The characters in Hard Stick were a lot of fun. Kristen had been through and lost so much in her life. She rebounded well and had an inner strength not many people would have. I loved that Kristen did what she needed to do to live her life, and how serious she was about her physical strength and preparedness. Kellan was a reformed hockey bad boy who was looking for more in a woman than just one night together. He was a genuinely nice guy, and I loved how he wasn’t going to let Kristen dismiss him without proving himself to her. They were so cute together, and had amazing chemistry.

Hard Stick was a sports romance, but I didn’t realize it was going to have a romantic suspense aspect to it. I actually think it would be better characterized as romantic suspense. There was way more of that than hockey moments. I’m not complaining, though. Romantic suspense isn’t normally my favorite thing to read, but I did like it in Hard Stick. It was well written, and added a cool dimension to Kristen and Kellan’s relationship. I could see where the twist in the story was going to go from the minute I met Kellan, but it was fun watching everything unfold.

Hard Stick may have been my first L.P. Dover novel, but it won’t be my last. I am so excited to see what’s next in the Breakaway series. I’m really hoping Dallas’ book is next! I loved Kellan’s hockey buddy, and I think he’s got a special romance coming his way.

Review: Wrong Turn, Right Direction by Elle Casey

Wrong Turn, Right Direction
Series: The Bourbon Street Boys, #4
Author: Elle Casey
Publication Date: May 9, 2017
Publisher: Montlake Romance
Genre: Contemporary Romance, Romantic Suspense
Note: I received an ARC from the publisher via NetGalley in exchange for an unbiased review.

Rating: ★ ★ ★ ☆ ☆

Synopsis:

Tamika Cleary takes a wrong turn up a one-way street—and straight into Thibault Delacroix’s leg as he steps into the road. But Mika’s in a hurry, and she certainly doesn’t have time for a guy who can’t even look both ways before crossing, even if he does have a cute face, a body to die for, and the darkest, thickest eyelashes she’s ever seen.

Unfortunately for Mika, fate has other ideas. When she’s threatened by her employer, a Russian mafia boss known as “The Thief”, she’s forced to accept Thibault’s help. As the co-owner of the Bourbon Street Boys security firm, he believes he can keep her safe. But Mika has a whole load of trust issues—and the pushier Thibault is about helping, the more stubbornly she tries to resist.

Mika may have taken a wrong turn the day they met, but will she finally let someone steer her in the right direction?
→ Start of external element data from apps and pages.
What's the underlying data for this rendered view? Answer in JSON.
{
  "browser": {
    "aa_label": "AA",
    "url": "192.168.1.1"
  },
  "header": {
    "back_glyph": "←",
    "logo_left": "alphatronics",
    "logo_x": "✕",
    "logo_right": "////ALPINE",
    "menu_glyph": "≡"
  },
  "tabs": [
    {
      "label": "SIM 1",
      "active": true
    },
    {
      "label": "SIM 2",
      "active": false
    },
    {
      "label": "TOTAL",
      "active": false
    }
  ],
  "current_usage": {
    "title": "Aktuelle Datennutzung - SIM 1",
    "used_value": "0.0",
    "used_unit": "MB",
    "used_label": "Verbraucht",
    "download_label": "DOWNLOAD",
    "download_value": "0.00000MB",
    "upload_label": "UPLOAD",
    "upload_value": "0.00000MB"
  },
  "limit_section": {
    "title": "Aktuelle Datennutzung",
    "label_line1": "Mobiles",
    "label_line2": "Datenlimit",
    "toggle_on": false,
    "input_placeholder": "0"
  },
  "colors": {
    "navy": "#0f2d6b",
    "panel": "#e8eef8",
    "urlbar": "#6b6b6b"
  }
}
I love Elle Casey’s writing, but The Bourbon Street Boys series has been a little hit or miss for me. Wrong Turn, Right Direction was in the miss category. I wouldn’t say that it was horrible or that I didn’t enjoy reading it, it was just missing something major.
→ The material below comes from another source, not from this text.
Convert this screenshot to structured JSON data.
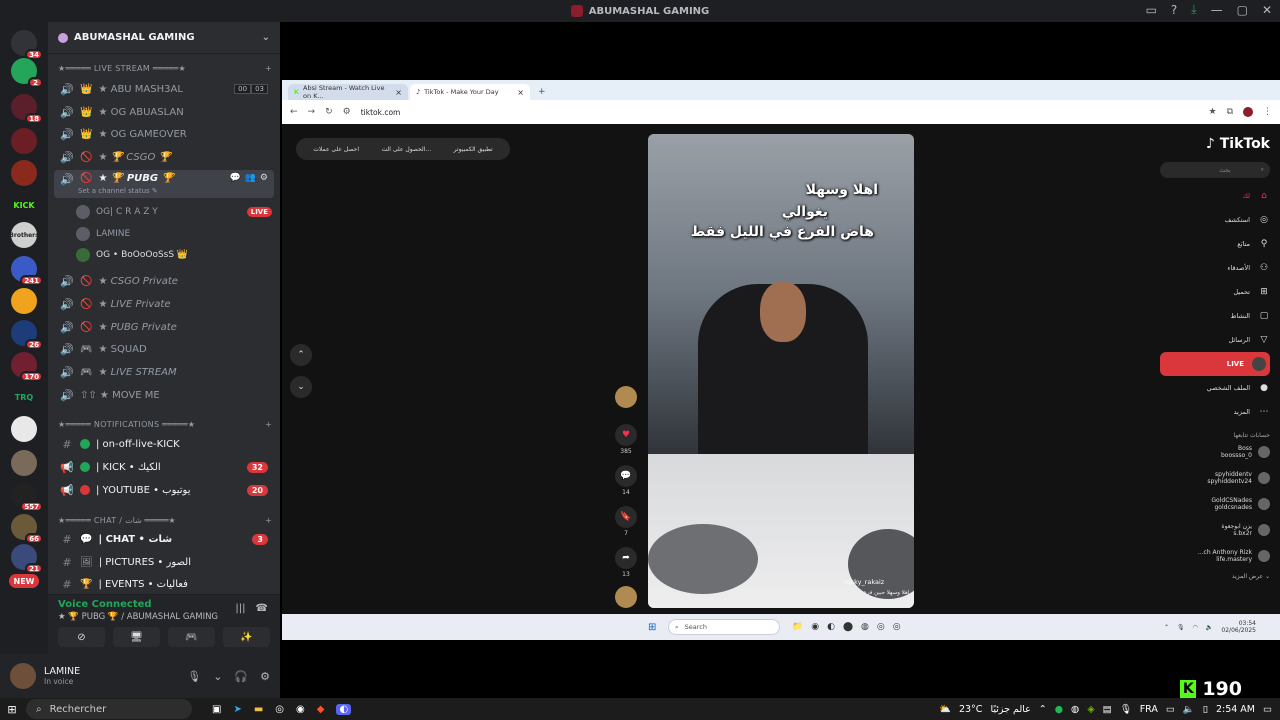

Wrong Turn, Right Direction started out strong.Tamika is trying to get out from under her horribly corrupt boss and ends up in a medical situation that has her turning the wrong way and into Thibault. Thibault wants to do anything he can to help the beautiful and tentative Tamika get on the right side of the law, but first he has to get her to trust him. Tamika’s background and current situation were very interesting and I wanted to know more about them. They made the plot of this story entertaining. I liked how Tamika’s involvement with her boss worked meshed with the Bourbon Street gang.

Where the story lost me was the romance between Tamika and Thibault. I didn’t feel any sort of connection between them at all. I know Thibault was there for Tamika during the most personal experience of her life, but I didn’t feel an emotional connection made at that moment. Nor did I feel one later on as they got to know each other. Tamika was too reserved and kept too much from Thibault. I didn’t understand how he could fall for someone he knew was constantly hiding something. She was so standoff-ish. Their relationship just didn’t make sense to me. I didn’t believe it. That was where this story failed for me. I wanted a stronger relationship for Thibault.

Despite not falling in love with Thibault and Tamika’s relationship, I did enjoy the twists and turns of the story. I also loved seeing the rest of the Bourbon Street gang and hearing what they were up to. So, overall, Wrong Turn, Right Direction was a good read.